▶ [AIM OF THE TASK]: Reproduce all of the data below without alteration; exclude every picture.
[DATASET EXCERPTS]
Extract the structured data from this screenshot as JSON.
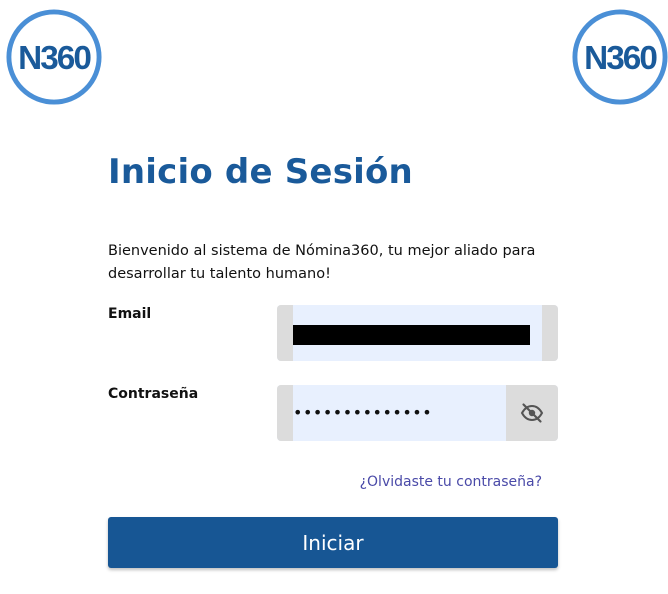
{
  "brand": {
    "logo_text": "N360",
    "logo_color": "#1a5a9a",
    "logo_ring_color": "#4a8fd6"
  },
  "login": {
    "title": "Inicio de Sesión",
    "welcome": "Bienvenido al sistema de Nómina360, tu mejor aliado para desarrollar tu talento humano!",
    "email_label": "Email",
    "email_value": "",
    "password_label": "Contraseña",
    "password_value": "••••••••••••••",
    "toggle_visibility_icon": "eye-off-icon",
    "forgot_link": "¿Olvidaste tu contraseña?",
    "submit_label": "Iniciar"
  },
  "colors": {
    "primary": "#175694",
    "input_bg": "#e8f0fe",
    "link": "#4a4aa8"
  }
}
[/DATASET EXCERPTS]
▶ [ANSWER BOX]:
Extract the structured data from this screenshot as JSON.
{
  "brand": {
    "logo_text": "N360",
    "logo_color": "#1a5a9a",
    "logo_ring_color": "#4a8fd6"
  },
  "login": {
    "title": "Inicio de Sesión",
    "welcome": "Bienvenido al sistema de Nómina360, tu mejor aliado para desarrollar tu talento humano!",
    "email_label": "Email",
    "email_value": "",
    "password_label": "Contraseña",
    "password_value": "••••••••••••••",
    "toggle_visibility_icon": "eye-off-icon",
    "forgot_link": "¿Olvidaste tu contraseña?",
    "submit_label": "Iniciar"
  },
  "colors": {
    "primary": "#175694",
    "input_bg": "#e8f0fe",
    "link": "#4a4aa8"
  }
}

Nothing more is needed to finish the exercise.